After reading Summerfield’s work, I looked again at Sutcliffe’s images of Victorian seafarers and saw them afresh. Where Sutcliffe emphasises the sailors’ confidence and composure, Summerfield’s insights reveal what might have laid behind the mask. The emotions that were felt by sailors, soldiers, Sami, shepherds - and latterly fighter pilots - perhaps ran too deep to be spoken or written: they exceeded the bounds of words.
The Clumps carvings may not be unique. Because sea voyages universally entail the same fears, the same risks and the same hopes for safe return, sailors may have had a habit of making protective carvings and drawings wherever they went. But now such carvings are few and far between. Yearly more trees, more boats, go down. As The Clumps beeches degenerate into ruinous stubs and rotten butts, they do not seem to be diminished but instead accumulate an increasingly uncanny power. Like the very opposites of totem poles which display life-affirming symbols - the faces of animal guides and guardian spirits - each failing tree now flaunts the tokens of abandonment, desertion and obsolescence. On them, the emblems of their own mortality stack up: big liver-coloured bracket fungi, the stumpy vestiges of amputated limbs, mould-encrusted nodes and tumours, gross deformities and protrusions. Neither living, nor yet fully dead and gone, the derelict stumps command your attention, suddenly and powerfully. They stop you in your tracks, just as unanticipated roadside shrines do, exciting morbid curiosity and sending a shiver down the spine. It is impossible to pass these last survivors without experiencing a strong sense that they have some reason for their tenacity, some task to complete, some last vital message to signal.
Do the carvings still matter? Do they have value? I think they do because they are so much more than quaint relics. I believe that they are not only markers of the powerful human emotions of vulnerability and fear, but also clear expressions of resourcefulness, faith and tenacity. Their authors may well have been illiterate, but the carvings are reminders that may show how people invented and applied alternative kinds of personal or occupational literacies. It is impossible to know whether the protective magic of the carvings was effective in literal terms or not, but what matters more now, what touches me deeply when I touch the carvings is the idea that they are tangible signs showing a way that sailors made their world work.
Although the sailors and the boats have been far outlived by the carved trees, my encounter with their traces has, as Mabey suggests, made an important mark on me. The images I found inspired me to make marks too, to set out these written marks on a page that might, for a while, memorialise an otherwise unremarked and fast-vanishing memorial.

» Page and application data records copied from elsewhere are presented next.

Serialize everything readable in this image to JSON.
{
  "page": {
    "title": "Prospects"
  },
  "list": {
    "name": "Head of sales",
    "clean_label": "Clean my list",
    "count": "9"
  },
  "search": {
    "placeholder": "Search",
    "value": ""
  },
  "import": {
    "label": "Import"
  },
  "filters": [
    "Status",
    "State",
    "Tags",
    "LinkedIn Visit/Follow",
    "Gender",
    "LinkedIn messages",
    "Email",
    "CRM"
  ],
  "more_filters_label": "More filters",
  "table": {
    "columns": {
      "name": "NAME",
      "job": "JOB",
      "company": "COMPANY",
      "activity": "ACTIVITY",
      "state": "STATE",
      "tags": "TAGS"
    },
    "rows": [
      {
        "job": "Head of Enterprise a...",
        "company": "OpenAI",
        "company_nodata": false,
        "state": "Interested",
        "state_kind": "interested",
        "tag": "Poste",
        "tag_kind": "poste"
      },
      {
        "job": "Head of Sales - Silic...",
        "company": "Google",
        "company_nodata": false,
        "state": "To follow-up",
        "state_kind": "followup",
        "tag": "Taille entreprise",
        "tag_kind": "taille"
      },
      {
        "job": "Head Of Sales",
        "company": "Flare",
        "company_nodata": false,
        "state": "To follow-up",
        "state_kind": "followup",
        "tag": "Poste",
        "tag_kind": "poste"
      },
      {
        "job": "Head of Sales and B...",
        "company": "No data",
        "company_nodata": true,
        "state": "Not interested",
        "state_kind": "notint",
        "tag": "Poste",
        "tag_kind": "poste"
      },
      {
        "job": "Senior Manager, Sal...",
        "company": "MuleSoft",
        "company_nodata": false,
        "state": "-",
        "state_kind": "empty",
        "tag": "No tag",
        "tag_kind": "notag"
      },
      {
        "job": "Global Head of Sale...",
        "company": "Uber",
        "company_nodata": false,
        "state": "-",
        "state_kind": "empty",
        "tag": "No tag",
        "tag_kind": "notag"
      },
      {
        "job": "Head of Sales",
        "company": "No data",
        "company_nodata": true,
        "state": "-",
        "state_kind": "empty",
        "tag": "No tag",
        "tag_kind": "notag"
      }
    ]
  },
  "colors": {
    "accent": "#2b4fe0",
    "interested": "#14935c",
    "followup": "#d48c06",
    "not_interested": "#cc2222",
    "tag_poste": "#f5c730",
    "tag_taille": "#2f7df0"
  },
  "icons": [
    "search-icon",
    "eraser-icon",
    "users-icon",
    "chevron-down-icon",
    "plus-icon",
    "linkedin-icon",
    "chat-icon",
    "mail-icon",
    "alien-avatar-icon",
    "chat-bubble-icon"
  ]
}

My thanks to Dr Tim Martindale for his comments on an early draft of this piece.
I also wish to thank Katherine Skala for the input she provided on the first draft of this piece.
Kim Crowder, July 2018.